▶ [PROBLEM DESCRIPTION] When a line below contains the word "SNMP", it counts toward the total; give that total and nothing besides.

[Interface dataset entries]
BEGIN

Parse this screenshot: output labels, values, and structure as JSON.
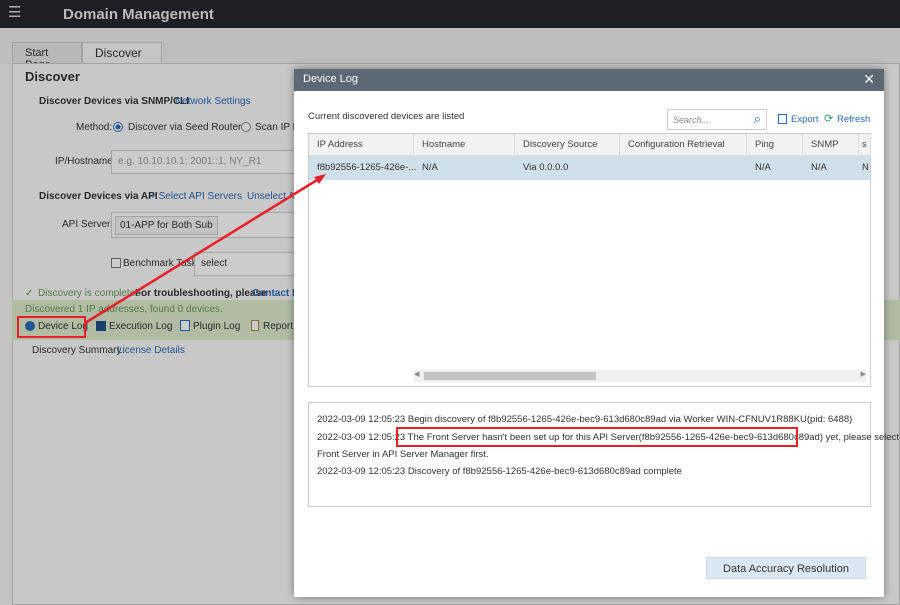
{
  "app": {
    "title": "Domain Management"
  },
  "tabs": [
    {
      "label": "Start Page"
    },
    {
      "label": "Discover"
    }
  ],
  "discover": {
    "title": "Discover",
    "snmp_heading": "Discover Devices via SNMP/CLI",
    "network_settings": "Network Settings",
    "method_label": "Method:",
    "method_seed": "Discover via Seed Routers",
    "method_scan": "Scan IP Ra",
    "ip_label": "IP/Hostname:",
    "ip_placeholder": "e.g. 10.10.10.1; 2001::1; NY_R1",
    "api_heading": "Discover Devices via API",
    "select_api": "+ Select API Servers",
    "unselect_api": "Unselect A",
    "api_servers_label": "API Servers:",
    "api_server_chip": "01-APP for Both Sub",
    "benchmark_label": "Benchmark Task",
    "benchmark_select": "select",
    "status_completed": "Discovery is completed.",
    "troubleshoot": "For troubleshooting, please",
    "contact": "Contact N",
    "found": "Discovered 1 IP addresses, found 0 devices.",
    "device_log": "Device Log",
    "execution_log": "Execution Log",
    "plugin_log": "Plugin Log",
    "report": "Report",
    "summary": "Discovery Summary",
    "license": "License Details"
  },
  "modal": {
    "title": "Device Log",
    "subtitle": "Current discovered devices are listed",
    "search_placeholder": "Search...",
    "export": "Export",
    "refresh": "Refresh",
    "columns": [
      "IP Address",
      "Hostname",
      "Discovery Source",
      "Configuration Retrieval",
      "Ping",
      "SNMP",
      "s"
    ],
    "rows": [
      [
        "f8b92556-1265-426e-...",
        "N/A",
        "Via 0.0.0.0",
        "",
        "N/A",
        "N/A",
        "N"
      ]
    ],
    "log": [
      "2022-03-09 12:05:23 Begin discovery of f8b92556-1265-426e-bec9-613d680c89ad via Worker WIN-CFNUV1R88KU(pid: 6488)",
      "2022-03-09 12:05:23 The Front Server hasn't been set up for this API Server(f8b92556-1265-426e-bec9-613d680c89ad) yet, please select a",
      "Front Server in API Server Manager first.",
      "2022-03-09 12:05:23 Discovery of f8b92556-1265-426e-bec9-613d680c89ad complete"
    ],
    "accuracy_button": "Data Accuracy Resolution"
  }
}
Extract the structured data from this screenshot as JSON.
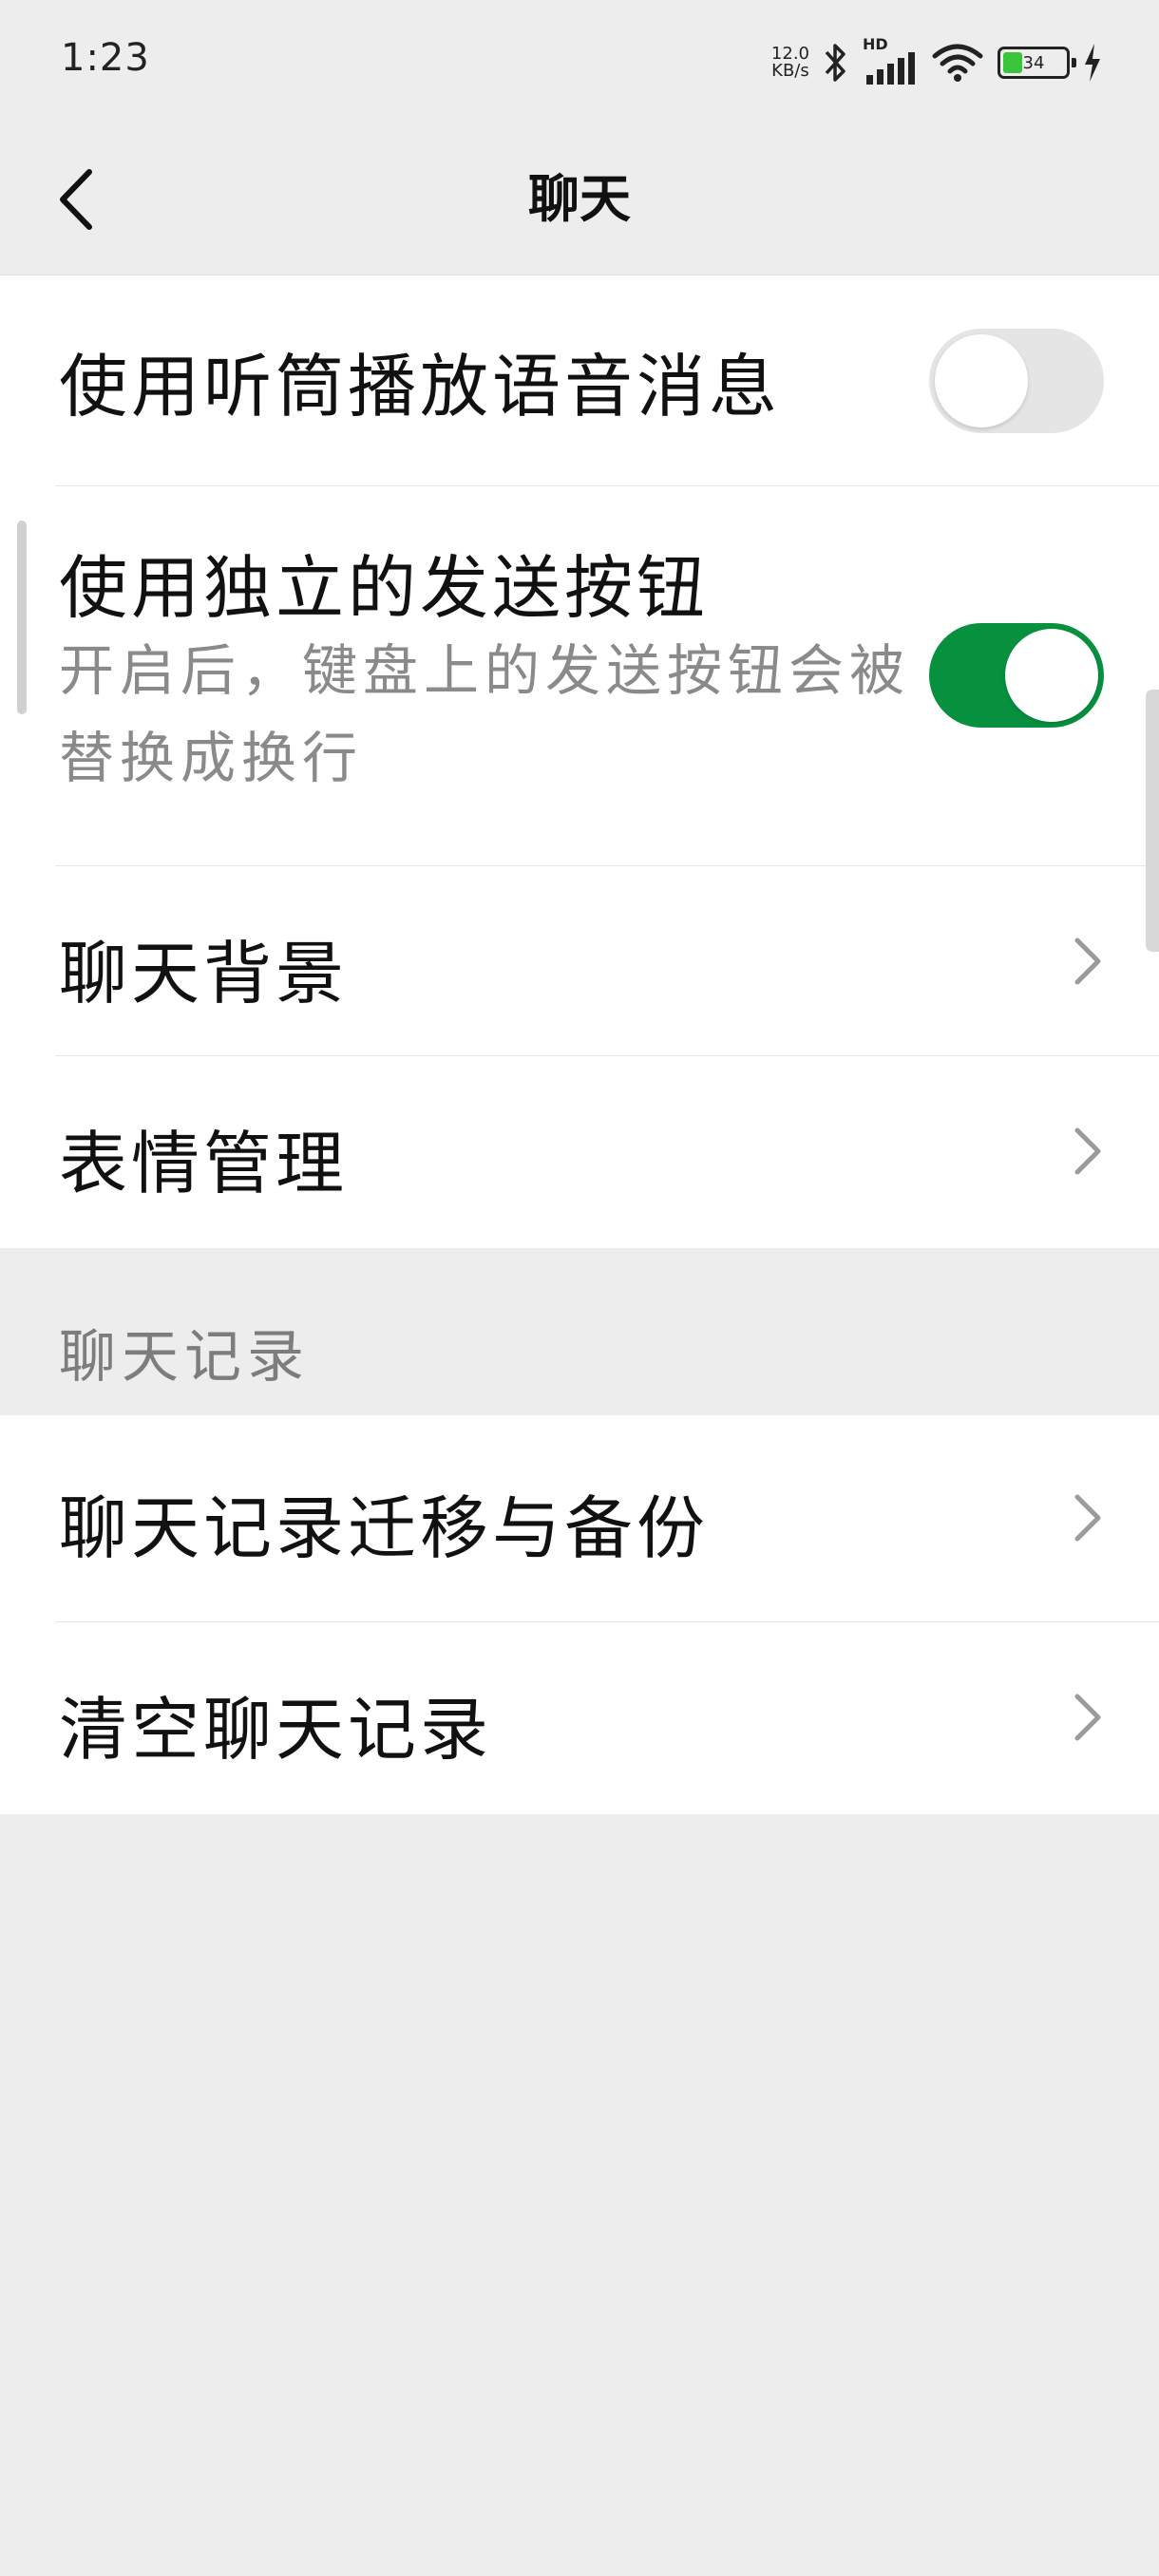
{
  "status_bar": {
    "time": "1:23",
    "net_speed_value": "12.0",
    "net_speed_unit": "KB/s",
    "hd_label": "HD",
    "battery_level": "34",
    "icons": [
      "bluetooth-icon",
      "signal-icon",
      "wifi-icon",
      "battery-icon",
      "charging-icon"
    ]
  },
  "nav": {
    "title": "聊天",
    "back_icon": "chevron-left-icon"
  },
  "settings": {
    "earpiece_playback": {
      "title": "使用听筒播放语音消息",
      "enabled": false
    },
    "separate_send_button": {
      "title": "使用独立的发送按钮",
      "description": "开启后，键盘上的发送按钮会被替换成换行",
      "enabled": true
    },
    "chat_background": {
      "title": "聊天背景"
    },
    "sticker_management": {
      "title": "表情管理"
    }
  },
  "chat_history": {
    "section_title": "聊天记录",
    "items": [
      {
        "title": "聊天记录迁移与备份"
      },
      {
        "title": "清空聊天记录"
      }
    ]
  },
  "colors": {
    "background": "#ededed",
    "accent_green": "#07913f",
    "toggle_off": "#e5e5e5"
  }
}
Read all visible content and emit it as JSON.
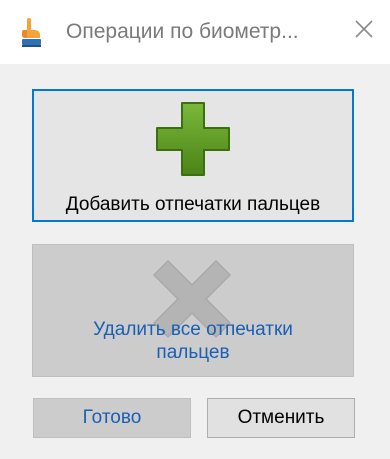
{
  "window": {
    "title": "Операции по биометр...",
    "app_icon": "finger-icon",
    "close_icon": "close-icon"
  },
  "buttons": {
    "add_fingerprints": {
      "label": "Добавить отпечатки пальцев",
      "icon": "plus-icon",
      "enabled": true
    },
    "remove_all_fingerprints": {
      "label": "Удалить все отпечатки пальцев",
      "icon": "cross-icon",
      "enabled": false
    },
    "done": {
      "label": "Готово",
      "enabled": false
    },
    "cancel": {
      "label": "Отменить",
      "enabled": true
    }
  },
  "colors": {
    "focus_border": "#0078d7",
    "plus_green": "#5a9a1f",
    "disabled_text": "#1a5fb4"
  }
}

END

▶ [EXERCISE SOLUTION] 2